Potty Training

Potty training is a big step for every young child. It is also an important stage for their parents, who often worry if their child is being toilet trained at the right time and in the right way. Read on for some excellent tips on infant potty training.

When to Start Potty Training

Experts have different opinions on when to start potty training. Some say that it’s better for nature to take its course while others believe that early potty training is best.

The only right answer when it comes to when to start infant potty training is whether your child is ready. Remember your role is to support and encourage your child, not to force him.

However parents should be prepared for this moment. Preparing toilet training strategies is important so that you can properly guide your child through the potty training process.

Look for signals that your child is ready to start toilet training. This includes an increased awareness in your child of toilets or their bodily functions and a greater awareness of when they go pee or poo, especially beforehand. Also, your infant might also start talking about pee or poop and ask you questions about it.

Toilet Training Tips: Establishing A Routine

Potty training a toddler doesn’t have to be difficult. It’s important to establish guidelines to help your child learn about and to actively involve them in the toilet training process.

Use the above signs as your guide. Reinforce your child’s interest in pee and poop by talking openly about going potty and answer any questions they might have. Reinforce your child’s interest in the potty by reinforcing them through action.
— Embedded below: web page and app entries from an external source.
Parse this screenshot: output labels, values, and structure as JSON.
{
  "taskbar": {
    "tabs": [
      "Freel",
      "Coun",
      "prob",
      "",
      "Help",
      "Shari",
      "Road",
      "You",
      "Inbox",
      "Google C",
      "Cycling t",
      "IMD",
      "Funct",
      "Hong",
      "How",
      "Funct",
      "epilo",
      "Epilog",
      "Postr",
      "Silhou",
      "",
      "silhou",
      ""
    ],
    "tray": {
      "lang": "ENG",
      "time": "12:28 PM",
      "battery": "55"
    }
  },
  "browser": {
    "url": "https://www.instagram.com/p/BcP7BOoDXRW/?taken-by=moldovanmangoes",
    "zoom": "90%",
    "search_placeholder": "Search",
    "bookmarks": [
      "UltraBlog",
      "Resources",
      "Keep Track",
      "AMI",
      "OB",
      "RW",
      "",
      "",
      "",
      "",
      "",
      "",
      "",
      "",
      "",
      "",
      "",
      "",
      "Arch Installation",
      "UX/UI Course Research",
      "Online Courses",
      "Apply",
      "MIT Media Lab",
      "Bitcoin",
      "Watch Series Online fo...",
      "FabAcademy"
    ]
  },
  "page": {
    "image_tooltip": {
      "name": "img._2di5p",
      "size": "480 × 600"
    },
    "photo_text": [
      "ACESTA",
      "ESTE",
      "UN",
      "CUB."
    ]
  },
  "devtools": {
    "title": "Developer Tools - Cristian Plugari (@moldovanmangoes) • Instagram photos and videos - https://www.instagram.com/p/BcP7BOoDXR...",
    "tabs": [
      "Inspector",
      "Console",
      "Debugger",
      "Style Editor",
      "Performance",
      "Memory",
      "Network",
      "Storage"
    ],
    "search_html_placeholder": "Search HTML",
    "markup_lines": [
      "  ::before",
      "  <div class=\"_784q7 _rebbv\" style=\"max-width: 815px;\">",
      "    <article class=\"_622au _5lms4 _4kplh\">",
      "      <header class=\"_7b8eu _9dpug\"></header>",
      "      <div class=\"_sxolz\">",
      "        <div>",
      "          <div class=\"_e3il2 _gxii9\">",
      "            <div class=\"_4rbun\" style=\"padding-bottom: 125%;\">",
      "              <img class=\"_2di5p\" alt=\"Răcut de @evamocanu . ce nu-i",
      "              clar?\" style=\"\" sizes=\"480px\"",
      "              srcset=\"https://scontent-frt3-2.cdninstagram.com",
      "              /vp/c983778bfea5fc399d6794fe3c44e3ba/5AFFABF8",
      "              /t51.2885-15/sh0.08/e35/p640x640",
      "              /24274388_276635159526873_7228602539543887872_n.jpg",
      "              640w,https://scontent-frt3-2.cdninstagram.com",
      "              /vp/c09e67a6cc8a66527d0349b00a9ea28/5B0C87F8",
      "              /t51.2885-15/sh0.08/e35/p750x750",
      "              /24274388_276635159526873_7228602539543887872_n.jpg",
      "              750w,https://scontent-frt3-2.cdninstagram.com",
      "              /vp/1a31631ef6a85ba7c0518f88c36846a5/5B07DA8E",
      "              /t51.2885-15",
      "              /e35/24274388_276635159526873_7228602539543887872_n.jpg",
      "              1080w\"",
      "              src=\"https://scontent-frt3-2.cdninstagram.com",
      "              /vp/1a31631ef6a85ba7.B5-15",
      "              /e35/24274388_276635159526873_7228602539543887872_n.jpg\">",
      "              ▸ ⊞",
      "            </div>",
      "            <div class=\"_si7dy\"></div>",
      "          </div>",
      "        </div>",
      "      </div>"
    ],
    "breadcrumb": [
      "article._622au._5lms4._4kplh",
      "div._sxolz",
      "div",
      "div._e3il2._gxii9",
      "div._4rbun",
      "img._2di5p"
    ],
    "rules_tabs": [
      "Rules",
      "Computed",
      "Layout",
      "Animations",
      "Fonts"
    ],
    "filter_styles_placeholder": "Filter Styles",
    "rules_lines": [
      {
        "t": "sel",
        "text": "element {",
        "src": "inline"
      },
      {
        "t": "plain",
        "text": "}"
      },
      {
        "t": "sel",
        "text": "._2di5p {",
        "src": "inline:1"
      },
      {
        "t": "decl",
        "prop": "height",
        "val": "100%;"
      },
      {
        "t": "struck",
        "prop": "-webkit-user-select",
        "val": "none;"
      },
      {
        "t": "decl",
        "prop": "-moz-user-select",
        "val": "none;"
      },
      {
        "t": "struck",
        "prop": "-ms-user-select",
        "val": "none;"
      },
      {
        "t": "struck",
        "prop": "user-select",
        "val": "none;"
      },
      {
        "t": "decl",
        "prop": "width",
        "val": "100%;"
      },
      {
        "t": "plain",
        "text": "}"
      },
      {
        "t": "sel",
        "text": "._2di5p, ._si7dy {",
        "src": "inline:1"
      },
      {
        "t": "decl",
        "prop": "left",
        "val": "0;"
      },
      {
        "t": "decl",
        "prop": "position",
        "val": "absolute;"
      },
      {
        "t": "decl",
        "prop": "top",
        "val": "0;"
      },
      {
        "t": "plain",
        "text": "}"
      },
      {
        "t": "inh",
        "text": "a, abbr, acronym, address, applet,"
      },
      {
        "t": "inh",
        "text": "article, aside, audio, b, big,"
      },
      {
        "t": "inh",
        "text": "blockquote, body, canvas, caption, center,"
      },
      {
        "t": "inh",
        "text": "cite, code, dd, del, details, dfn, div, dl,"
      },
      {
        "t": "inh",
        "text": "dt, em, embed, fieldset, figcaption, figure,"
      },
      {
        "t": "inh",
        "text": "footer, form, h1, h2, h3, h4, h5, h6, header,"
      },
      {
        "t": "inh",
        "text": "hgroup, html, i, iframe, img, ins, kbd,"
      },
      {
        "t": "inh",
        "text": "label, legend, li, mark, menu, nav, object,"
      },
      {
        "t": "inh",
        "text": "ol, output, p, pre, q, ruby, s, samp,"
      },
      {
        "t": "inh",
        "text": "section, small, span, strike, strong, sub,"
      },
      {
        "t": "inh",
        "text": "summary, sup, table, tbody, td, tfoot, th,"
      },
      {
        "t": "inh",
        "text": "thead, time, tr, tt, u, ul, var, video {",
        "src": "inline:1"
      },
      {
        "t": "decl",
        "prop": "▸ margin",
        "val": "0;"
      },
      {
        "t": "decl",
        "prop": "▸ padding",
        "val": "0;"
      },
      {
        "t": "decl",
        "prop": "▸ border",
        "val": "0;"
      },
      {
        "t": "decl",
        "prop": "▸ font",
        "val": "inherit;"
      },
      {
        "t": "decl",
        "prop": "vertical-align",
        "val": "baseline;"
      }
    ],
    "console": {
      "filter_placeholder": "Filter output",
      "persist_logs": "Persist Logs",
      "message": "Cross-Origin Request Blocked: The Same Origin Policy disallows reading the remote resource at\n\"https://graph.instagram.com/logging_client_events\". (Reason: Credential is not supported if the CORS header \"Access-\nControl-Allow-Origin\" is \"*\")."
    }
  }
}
Establish a daytime routine; at the beginning, set a timer for every two hours. When it rings, say "It’s potty time" and teach your child to say the same if he has to use the potty. He’ll soon catch on.

If your child has a bowel movement in her diaper, physically put the poop in the toilet. Let your child watch; it’ll help her establish an association between the two.

Once your child becomes a little more independent, give her more space. Say, "You go to the potty and I’ll be there in a minute." Learn to start respecting her need for privacy.

Another great toilet training tip is to relocate the potty near to your child’s play area so that it won’t be an interruption to his playtime.

Above all, it’s important not to force your child. If your child isn’t catching on, chances are he’s not ready to start potty training yet.


Keep praise simple. A word of encouragement and a reassuring hug go a long way.

Be sure to give praise when your child stays dry between trips to the potty.

Focus on the positives. If your child remembered to wash her hands, praise her for her good hygiene. Don’t focus on the fact that this time she forgot to flush. Potty training a toddler is a process that takes time.

Potty Training and Hygiene

Hygiene is an important part of potty training.

Teach your child to wipe himself properly; show your child how to wash her hands thoroughly.

Change soiled underwear and clothes promptly.

Offer rewards for good hygiene. Giving your child a sticker every time she practices good hygiene will help keep her motivated and is a fun way to chart her potty training progress.

For more advice on easy potty training, click on this helpful potty training site.